» **SOURCE MATERIAL**:
=== Begin Enclosure ===
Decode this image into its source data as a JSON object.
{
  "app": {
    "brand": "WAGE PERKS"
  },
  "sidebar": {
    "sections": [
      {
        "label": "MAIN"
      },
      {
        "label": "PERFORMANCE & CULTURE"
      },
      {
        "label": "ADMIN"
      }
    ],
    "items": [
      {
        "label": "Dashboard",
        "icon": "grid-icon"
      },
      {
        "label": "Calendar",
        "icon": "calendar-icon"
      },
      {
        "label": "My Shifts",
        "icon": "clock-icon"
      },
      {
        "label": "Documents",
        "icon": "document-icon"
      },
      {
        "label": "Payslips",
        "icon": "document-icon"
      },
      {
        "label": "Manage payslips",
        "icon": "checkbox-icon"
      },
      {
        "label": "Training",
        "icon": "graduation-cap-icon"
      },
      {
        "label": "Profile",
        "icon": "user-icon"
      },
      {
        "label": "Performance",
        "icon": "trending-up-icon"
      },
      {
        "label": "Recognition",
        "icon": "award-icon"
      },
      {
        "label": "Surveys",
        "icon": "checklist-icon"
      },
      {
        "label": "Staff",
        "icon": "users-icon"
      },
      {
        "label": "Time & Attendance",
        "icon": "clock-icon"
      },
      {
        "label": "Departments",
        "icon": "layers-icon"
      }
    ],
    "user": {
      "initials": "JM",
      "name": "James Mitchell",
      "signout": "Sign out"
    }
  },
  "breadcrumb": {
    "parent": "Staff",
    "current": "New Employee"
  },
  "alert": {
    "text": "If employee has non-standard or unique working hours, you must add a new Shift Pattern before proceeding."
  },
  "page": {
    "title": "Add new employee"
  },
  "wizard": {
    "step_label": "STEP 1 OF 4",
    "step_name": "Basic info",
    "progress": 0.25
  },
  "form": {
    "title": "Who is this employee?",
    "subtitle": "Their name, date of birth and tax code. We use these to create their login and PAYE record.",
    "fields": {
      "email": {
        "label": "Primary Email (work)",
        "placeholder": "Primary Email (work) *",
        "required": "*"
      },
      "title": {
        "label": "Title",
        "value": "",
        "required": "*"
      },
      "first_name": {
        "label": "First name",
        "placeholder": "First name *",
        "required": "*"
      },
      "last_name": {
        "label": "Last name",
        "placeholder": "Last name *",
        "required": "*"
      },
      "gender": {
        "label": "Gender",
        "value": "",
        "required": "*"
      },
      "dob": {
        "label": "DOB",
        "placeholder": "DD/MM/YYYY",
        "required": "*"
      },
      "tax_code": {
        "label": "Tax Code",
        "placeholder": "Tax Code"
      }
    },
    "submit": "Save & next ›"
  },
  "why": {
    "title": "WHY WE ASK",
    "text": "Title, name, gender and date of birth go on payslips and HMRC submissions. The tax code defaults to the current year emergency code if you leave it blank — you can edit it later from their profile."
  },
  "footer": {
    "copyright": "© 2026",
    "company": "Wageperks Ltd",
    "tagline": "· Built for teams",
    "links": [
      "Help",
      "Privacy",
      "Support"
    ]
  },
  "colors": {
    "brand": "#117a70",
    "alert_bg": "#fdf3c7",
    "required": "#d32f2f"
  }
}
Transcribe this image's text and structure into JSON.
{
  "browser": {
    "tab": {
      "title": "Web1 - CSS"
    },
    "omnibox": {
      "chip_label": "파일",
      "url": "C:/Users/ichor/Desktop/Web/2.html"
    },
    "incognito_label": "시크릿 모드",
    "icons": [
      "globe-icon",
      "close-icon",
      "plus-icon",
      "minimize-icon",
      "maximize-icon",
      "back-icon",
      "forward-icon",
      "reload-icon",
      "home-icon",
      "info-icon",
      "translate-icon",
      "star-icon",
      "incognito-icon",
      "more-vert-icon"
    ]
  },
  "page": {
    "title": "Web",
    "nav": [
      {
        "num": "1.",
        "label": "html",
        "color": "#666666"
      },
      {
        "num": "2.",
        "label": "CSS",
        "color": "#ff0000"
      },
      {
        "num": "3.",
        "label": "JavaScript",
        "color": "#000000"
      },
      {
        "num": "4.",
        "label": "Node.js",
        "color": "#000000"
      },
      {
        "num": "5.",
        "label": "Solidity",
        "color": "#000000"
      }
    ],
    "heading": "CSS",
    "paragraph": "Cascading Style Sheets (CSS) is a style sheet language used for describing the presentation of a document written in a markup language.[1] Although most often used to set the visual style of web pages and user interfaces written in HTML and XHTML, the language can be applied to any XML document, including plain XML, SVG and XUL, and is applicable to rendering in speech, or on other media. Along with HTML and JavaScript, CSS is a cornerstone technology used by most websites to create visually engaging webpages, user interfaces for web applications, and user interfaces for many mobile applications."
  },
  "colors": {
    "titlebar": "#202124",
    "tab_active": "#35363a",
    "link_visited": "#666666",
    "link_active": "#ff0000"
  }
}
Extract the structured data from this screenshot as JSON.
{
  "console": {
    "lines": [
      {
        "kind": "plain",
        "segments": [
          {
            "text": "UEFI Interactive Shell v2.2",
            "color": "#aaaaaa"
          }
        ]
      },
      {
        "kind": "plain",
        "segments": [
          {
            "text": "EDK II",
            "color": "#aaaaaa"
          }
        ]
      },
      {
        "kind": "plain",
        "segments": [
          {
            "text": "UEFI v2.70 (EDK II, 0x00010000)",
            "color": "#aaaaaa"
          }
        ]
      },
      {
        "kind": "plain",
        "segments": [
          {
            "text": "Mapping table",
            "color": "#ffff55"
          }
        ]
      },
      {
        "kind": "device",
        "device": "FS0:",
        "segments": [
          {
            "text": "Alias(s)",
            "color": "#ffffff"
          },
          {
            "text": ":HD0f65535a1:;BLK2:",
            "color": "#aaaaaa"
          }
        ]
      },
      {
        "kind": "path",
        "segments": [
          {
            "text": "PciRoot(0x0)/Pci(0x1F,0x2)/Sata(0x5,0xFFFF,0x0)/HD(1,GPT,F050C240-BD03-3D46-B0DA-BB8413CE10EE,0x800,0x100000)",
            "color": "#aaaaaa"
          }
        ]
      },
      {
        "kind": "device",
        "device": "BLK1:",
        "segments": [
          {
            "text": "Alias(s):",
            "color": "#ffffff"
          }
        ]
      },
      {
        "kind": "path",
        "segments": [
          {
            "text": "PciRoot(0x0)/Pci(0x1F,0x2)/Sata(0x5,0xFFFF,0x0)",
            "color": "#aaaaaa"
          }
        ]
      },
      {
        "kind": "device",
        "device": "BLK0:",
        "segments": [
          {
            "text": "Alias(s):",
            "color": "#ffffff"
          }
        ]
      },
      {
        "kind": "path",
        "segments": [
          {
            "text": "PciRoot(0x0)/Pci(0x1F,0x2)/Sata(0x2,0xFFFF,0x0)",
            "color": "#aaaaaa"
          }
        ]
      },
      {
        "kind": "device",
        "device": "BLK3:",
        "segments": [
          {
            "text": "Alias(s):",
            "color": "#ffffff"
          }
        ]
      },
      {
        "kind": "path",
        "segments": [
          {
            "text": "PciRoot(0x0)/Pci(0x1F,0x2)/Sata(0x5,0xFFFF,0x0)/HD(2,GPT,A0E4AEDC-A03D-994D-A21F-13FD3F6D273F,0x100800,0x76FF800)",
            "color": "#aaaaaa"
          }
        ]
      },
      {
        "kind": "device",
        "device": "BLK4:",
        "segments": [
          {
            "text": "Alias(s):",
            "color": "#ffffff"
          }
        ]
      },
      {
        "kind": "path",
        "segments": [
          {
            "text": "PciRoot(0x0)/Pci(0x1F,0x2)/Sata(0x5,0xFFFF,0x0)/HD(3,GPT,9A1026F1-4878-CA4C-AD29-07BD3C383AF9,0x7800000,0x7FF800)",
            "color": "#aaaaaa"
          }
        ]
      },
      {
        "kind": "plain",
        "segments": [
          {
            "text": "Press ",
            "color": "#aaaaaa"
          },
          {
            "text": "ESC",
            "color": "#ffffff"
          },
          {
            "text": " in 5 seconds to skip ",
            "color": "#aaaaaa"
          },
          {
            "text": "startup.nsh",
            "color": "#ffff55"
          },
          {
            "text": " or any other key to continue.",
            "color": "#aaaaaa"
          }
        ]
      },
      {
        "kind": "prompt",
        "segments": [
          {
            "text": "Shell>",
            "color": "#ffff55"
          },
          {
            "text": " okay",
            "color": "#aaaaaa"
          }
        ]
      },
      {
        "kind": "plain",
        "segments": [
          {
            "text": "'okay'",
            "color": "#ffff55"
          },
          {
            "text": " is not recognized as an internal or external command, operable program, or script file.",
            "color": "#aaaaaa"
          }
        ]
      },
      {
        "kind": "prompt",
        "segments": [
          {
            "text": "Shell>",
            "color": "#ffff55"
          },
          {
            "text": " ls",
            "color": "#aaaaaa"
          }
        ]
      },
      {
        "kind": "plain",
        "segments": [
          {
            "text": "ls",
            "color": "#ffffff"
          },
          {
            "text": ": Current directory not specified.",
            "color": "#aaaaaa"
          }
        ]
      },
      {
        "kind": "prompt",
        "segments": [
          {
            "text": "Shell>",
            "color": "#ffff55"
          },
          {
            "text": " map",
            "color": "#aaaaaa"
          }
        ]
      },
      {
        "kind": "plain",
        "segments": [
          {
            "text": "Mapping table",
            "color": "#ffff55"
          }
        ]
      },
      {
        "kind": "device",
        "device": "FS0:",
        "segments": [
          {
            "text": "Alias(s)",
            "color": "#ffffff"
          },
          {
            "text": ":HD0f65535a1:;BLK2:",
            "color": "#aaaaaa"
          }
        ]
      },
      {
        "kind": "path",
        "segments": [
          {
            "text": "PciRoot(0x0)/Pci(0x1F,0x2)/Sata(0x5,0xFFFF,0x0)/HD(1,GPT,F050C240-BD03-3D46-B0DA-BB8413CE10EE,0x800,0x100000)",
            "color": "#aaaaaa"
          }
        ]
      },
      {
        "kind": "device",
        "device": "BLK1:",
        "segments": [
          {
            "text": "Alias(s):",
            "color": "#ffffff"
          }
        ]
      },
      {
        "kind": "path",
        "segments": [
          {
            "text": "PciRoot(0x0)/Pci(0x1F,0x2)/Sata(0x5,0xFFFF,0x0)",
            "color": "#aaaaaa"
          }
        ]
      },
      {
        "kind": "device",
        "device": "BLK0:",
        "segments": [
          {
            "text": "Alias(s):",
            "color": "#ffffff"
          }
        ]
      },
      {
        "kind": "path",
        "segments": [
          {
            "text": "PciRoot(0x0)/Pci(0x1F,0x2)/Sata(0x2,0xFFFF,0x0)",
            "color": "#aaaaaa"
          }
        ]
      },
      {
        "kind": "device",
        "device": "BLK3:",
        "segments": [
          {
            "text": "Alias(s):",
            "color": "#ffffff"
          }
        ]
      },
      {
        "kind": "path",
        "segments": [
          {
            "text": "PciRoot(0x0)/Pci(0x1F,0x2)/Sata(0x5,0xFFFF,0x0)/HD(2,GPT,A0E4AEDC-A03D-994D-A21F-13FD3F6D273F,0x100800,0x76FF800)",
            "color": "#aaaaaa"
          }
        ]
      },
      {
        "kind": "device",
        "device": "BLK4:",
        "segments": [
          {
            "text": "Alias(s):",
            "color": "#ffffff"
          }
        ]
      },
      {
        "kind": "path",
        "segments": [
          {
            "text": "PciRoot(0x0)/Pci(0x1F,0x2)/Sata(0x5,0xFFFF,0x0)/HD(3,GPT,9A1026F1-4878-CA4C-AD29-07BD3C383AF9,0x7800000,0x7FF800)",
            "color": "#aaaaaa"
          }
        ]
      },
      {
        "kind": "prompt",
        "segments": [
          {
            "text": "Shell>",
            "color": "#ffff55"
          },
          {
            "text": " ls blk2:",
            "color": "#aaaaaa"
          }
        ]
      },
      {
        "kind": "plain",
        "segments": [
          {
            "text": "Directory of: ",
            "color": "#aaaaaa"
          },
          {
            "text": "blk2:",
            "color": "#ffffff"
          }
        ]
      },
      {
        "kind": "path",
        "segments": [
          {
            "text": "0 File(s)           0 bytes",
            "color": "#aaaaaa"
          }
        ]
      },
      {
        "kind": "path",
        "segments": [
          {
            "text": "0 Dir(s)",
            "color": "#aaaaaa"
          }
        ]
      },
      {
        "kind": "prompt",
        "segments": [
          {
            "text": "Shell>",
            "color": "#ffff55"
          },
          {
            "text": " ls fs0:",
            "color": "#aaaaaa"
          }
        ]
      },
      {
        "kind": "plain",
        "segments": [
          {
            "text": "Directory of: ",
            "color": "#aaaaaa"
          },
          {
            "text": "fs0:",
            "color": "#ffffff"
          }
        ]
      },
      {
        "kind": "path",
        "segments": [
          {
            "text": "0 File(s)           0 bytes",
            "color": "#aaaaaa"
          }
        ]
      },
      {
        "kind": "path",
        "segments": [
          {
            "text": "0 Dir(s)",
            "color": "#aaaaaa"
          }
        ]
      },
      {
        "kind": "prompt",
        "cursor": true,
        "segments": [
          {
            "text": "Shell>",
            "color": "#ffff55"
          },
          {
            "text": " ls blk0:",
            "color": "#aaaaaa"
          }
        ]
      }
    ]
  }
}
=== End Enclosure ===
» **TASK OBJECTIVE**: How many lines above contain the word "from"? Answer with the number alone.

» **TASK SOLUTION**: 2